▶ _The problem_
Every line below that holds the word "globe" must be listed.

Records from a collection
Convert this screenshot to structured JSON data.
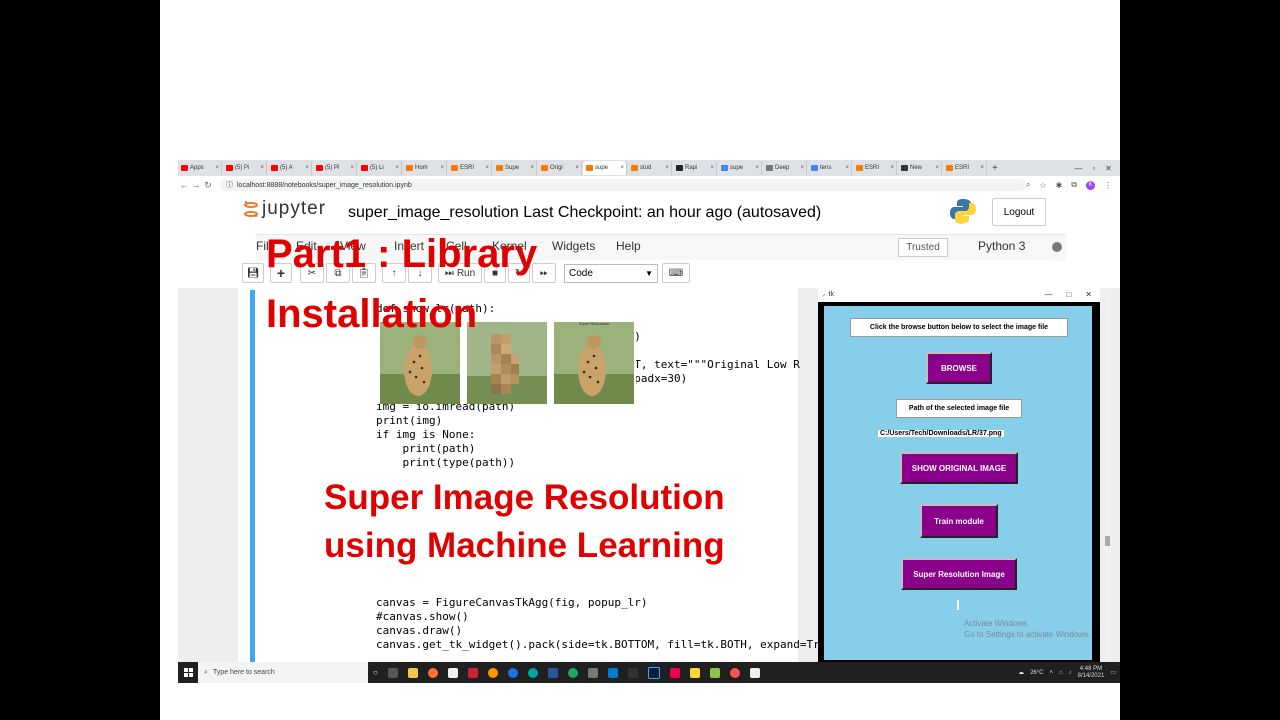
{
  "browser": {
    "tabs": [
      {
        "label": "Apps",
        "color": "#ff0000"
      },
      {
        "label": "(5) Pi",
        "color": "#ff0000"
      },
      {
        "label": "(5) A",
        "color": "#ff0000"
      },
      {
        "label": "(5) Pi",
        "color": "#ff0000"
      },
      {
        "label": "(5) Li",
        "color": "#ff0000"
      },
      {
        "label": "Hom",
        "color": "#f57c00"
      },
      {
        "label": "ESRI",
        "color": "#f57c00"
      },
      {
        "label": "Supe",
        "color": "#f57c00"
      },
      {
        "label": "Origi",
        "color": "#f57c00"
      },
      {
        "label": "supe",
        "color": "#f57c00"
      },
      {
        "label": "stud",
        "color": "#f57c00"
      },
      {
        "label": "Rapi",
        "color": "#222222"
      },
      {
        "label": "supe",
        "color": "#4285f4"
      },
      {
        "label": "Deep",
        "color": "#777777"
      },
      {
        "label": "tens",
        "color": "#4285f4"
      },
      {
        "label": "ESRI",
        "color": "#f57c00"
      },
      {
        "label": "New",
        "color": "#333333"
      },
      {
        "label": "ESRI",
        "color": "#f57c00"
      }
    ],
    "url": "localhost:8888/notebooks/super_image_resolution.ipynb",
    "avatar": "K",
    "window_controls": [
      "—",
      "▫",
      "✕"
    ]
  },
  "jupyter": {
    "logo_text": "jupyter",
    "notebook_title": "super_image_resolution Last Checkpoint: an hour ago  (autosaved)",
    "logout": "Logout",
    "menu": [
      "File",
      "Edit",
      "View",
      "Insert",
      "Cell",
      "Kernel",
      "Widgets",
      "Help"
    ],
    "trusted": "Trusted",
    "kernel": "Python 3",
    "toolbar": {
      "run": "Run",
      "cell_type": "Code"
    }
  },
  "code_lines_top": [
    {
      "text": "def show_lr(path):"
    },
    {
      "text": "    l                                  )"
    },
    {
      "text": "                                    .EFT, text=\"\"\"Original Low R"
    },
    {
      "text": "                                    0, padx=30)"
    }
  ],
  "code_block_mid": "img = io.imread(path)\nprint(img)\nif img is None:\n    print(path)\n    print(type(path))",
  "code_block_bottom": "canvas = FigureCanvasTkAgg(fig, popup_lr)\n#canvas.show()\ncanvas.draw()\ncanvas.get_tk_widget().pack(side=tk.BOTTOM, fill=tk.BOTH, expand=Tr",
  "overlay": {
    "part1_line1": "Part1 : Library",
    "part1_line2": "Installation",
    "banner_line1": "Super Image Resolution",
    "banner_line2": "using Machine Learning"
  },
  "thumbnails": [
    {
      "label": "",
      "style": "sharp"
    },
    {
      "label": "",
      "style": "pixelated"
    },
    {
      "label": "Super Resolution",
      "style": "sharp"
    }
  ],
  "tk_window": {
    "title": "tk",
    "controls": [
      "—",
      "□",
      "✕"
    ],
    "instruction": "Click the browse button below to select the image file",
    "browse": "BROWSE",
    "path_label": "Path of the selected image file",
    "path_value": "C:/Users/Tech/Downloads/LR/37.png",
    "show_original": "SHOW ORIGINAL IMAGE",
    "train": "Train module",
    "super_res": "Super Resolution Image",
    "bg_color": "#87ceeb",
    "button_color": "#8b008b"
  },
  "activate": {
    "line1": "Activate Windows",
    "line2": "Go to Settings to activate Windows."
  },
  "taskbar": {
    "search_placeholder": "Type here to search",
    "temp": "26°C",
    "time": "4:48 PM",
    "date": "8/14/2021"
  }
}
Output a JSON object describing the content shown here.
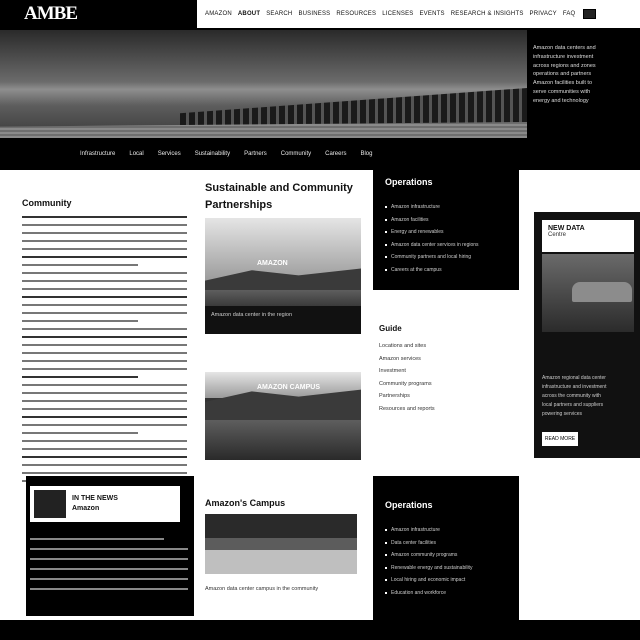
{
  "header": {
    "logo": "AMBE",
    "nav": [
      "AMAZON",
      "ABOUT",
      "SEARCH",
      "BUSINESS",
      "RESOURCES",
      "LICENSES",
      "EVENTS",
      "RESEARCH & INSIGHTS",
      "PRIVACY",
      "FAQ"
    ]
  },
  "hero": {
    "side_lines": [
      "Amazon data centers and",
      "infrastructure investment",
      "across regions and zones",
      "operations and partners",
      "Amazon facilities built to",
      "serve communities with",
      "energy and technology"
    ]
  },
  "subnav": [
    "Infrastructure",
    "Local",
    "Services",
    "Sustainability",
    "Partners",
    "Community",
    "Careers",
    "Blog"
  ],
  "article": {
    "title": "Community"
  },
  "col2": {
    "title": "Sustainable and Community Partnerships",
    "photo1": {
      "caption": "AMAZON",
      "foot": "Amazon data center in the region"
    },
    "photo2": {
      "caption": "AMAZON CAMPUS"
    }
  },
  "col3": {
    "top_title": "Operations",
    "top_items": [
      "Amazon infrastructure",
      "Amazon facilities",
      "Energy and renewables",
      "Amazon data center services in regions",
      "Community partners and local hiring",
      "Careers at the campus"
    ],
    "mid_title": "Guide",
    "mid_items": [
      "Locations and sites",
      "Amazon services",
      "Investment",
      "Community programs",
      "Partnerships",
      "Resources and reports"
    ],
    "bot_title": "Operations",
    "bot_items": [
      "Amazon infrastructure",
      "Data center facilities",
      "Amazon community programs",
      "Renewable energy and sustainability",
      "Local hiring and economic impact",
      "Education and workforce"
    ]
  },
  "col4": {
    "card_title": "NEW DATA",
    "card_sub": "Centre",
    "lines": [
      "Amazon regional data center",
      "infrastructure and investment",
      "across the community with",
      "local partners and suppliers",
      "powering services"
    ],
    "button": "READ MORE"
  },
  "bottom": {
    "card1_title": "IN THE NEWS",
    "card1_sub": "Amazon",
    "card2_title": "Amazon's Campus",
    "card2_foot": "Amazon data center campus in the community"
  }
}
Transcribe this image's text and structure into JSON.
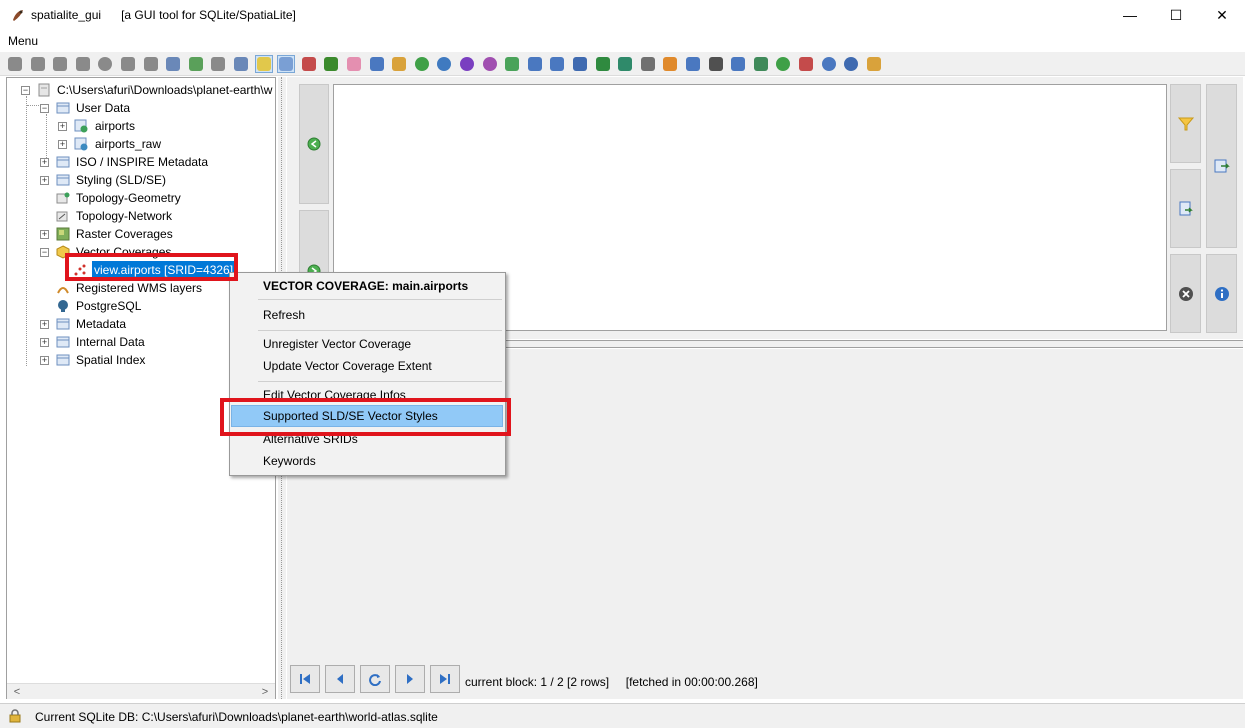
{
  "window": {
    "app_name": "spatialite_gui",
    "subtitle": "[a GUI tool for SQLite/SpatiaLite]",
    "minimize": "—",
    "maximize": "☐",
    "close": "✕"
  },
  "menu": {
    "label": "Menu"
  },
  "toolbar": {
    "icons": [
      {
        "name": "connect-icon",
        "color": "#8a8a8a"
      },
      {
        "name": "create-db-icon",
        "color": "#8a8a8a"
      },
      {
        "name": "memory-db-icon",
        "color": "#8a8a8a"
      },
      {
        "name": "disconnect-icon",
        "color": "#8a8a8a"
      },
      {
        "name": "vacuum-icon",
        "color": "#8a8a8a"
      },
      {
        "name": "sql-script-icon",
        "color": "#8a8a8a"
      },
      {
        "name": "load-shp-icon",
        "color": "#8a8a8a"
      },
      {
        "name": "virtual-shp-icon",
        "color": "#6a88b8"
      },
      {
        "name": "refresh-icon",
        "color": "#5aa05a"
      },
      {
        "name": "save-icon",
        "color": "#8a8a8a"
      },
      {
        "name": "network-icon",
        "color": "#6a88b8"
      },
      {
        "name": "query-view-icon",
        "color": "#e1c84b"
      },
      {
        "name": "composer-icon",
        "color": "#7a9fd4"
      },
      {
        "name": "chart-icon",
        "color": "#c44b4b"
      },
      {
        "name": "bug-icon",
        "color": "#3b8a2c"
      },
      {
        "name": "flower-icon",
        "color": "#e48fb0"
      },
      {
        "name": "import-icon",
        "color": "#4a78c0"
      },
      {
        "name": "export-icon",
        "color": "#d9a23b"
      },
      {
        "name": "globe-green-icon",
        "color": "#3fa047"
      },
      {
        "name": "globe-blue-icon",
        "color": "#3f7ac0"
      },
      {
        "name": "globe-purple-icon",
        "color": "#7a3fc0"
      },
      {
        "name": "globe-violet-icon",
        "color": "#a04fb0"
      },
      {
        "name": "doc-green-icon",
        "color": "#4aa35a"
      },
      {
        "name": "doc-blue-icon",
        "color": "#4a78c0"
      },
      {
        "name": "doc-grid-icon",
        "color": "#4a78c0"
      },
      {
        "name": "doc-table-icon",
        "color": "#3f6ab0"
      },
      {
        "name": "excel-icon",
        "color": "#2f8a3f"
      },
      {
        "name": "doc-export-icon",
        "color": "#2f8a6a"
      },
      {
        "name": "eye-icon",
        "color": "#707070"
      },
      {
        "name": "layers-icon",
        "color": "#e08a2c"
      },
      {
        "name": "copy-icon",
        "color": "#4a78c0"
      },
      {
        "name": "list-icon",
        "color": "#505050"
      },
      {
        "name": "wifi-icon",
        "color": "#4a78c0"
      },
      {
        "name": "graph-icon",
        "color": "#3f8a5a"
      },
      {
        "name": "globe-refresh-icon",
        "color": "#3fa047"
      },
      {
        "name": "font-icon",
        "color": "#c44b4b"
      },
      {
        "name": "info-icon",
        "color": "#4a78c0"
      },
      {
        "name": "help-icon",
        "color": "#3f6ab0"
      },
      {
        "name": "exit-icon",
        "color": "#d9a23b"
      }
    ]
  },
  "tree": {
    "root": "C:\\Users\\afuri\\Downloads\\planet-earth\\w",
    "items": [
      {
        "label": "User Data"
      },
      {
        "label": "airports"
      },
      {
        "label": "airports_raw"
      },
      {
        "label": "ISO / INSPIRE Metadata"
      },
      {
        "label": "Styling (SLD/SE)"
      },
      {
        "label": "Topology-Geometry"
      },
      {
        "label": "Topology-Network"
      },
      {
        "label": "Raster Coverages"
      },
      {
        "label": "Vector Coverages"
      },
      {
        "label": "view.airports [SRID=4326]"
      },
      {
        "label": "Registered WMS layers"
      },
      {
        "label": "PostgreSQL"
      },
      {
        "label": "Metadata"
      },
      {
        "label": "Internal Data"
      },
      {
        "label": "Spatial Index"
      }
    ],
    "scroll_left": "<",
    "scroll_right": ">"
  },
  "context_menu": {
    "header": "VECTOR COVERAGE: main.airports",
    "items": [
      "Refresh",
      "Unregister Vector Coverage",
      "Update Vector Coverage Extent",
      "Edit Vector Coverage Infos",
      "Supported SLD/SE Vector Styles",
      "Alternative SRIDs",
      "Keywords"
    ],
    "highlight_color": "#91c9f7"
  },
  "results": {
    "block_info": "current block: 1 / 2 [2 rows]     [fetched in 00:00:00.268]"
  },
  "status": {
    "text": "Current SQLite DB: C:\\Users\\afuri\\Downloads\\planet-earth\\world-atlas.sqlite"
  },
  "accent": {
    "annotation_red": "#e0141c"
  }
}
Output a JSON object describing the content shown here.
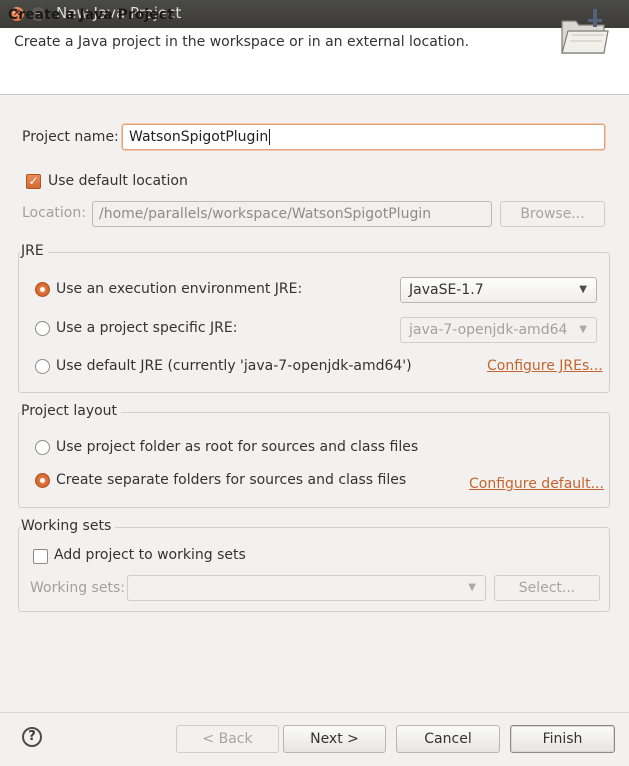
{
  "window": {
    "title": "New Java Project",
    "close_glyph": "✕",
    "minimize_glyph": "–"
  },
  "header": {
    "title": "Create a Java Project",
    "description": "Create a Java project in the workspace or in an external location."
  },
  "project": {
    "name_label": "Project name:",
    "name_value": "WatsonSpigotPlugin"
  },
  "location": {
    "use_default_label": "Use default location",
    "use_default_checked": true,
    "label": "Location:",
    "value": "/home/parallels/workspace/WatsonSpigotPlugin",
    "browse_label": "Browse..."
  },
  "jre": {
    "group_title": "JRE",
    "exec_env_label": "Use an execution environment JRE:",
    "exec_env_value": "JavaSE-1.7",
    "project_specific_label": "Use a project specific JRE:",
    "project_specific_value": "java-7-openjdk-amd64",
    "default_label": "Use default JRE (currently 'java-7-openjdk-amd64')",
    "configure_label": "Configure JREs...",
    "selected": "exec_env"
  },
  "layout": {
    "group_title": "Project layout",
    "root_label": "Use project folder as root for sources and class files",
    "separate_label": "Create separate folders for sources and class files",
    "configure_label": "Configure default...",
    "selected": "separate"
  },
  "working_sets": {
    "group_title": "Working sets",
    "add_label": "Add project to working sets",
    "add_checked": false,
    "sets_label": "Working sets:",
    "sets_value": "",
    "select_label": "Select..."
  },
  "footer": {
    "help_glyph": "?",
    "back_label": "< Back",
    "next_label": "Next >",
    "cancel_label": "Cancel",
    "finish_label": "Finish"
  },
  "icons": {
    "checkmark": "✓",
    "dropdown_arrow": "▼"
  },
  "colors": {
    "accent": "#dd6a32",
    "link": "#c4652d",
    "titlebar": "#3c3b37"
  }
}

▶ _Solution for this problem_
        "name": "globe-green-icon",
        "name": "globe-blue-icon",
        "name": "globe-purple-icon",
        "name": "globe-violet-icon",
        "name": "globe-refresh-icon",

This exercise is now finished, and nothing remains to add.